Your assignment: Search the entries for the word "assigned" and report each line that has it.

Excerpts from a dataset
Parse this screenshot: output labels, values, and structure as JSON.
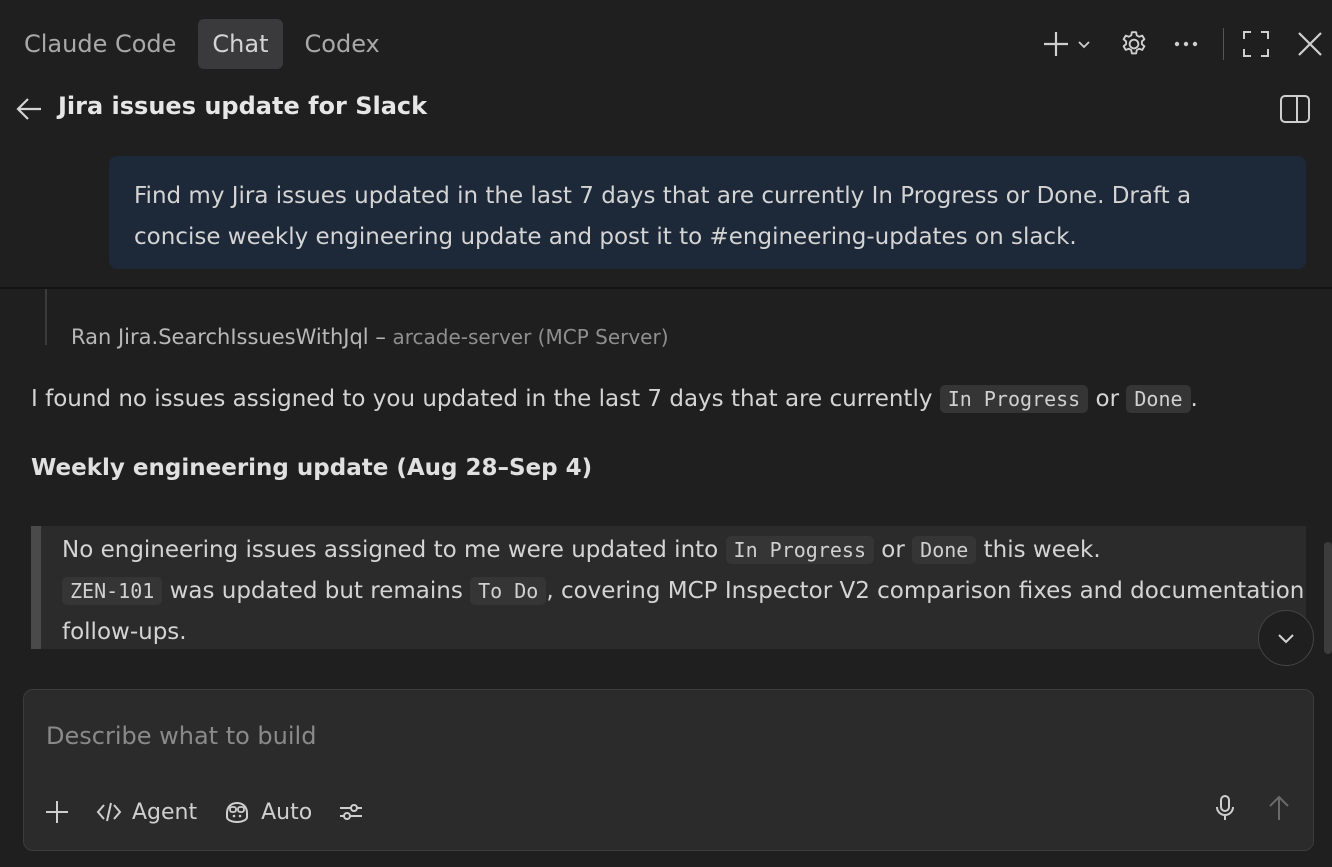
{
  "tabs": [
    {
      "label": "Claude Code",
      "active": false
    },
    {
      "label": "Chat",
      "active": true
    },
    {
      "label": "Codex",
      "active": false
    }
  ],
  "icons": {
    "new": "plus-icon",
    "new_menu": "chevron-down-icon",
    "settings": "gear-icon",
    "more": "ellipsis-icon",
    "maximize": "maximize-icon",
    "close": "close-icon",
    "back": "arrow-left-icon",
    "panel": "panel-toggle-icon"
  },
  "conversation": {
    "title": "Jira issues update for Slack"
  },
  "user_message": {
    "text": "Find my Jira issues updated in the last 7 days that are currently In Progress or Done. Draft a concise weekly engineering update and post it to #engineering-updates on slack."
  },
  "tool_call": {
    "label": "Ran Jira.SearchIssuesWithJql",
    "separator": "–",
    "server": "arcade-server (MCP Server)"
  },
  "response": {
    "p1_before": "I found no issues assigned to you updated in the last 7 days that are currently ",
    "code_in_progress": "In Progress",
    "p1_or": " or ",
    "code_done": "Done",
    "p1_end": ".",
    "heading": "Weekly engineering update (Aug 28–Sep 4)",
    "quote": {
      "t1": "No engineering issues assigned to me were updated into ",
      "c1": "In Progress",
      "t2": " or ",
      "c2": "Done",
      "t3": " this week.",
      "c3": "ZEN-101",
      "t4": " was updated but remains ",
      "c4": "To Do",
      "t5": ", covering MCP Inspector V2 comparison fixes and documentation follow-ups."
    }
  },
  "composer": {
    "placeholder": "Describe what to build",
    "value": "",
    "mode_label": "Agent",
    "model_label": "Auto"
  },
  "colors": {
    "background": "#1f1f1f",
    "user_bubble": "#1d2838",
    "code_bg": "#353535",
    "quote_bg": "#2b2b2b"
  }
}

Output for this exercise:
    "p1_before": "I found no issues assigned to you updated in the last 7 days that are currently ",
      "t1": "No engineering issues assigned to me were updated into ",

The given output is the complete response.